[LISTED RECORDS]

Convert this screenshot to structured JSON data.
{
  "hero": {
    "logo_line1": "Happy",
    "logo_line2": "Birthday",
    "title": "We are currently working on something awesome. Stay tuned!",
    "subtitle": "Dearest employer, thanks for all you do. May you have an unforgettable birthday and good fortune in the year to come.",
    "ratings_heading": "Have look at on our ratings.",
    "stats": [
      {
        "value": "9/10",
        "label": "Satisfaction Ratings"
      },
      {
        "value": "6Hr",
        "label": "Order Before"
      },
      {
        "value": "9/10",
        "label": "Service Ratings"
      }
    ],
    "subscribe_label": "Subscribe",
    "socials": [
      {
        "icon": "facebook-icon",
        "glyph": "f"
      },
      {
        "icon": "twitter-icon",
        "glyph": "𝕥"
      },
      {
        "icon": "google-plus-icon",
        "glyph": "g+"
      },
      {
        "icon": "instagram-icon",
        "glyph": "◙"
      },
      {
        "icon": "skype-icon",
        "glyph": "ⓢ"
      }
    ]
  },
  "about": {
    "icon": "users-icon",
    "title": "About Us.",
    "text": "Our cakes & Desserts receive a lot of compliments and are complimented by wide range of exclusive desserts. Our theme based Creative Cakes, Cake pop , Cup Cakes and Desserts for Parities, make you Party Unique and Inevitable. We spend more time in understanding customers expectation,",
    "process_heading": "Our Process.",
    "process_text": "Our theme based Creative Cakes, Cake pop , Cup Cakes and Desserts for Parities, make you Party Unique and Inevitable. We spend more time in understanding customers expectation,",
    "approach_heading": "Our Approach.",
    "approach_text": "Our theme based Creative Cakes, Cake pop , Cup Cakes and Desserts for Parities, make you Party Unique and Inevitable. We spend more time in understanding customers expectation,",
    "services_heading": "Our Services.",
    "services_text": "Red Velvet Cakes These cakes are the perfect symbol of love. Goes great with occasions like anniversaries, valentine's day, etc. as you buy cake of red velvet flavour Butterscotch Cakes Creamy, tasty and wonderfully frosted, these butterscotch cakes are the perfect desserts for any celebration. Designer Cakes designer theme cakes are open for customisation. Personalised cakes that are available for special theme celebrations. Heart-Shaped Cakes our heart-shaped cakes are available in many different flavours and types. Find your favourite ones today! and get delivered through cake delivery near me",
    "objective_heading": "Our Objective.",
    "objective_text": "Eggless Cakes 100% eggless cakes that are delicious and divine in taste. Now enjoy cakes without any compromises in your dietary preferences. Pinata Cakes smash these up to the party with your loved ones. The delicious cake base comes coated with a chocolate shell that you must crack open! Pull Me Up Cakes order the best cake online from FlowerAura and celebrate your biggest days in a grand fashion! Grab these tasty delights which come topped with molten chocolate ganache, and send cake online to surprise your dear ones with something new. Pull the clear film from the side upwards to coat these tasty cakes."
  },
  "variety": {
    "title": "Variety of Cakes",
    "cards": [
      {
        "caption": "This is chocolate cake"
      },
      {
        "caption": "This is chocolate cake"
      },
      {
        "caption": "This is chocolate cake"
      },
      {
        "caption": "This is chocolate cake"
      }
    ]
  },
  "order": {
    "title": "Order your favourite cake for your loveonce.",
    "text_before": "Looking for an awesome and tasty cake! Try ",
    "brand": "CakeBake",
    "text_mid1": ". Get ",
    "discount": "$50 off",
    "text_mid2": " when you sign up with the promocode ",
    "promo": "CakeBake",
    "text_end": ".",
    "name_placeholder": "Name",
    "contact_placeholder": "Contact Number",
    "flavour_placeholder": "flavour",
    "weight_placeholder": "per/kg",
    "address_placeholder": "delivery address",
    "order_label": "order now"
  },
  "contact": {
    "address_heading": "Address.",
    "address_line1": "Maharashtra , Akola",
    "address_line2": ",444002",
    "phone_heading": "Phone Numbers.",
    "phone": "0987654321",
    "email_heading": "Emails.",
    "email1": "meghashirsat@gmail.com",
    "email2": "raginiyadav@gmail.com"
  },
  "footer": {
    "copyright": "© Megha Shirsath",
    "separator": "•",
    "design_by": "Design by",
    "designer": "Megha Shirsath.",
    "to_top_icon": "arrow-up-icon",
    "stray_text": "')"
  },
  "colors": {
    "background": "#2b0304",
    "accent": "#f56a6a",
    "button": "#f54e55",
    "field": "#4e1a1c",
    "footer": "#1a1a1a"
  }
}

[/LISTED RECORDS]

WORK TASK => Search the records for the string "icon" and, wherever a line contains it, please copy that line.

EXERCISE RESPONSE =>
        "icon": "facebook-icon",
        "icon": "twitter-icon",
        "icon": "google-plus-icon",
        "icon": "instagram-icon",
        "icon": "skype-icon",
    "icon": "users-icon",
    "to_top_icon": "arrow-up-icon",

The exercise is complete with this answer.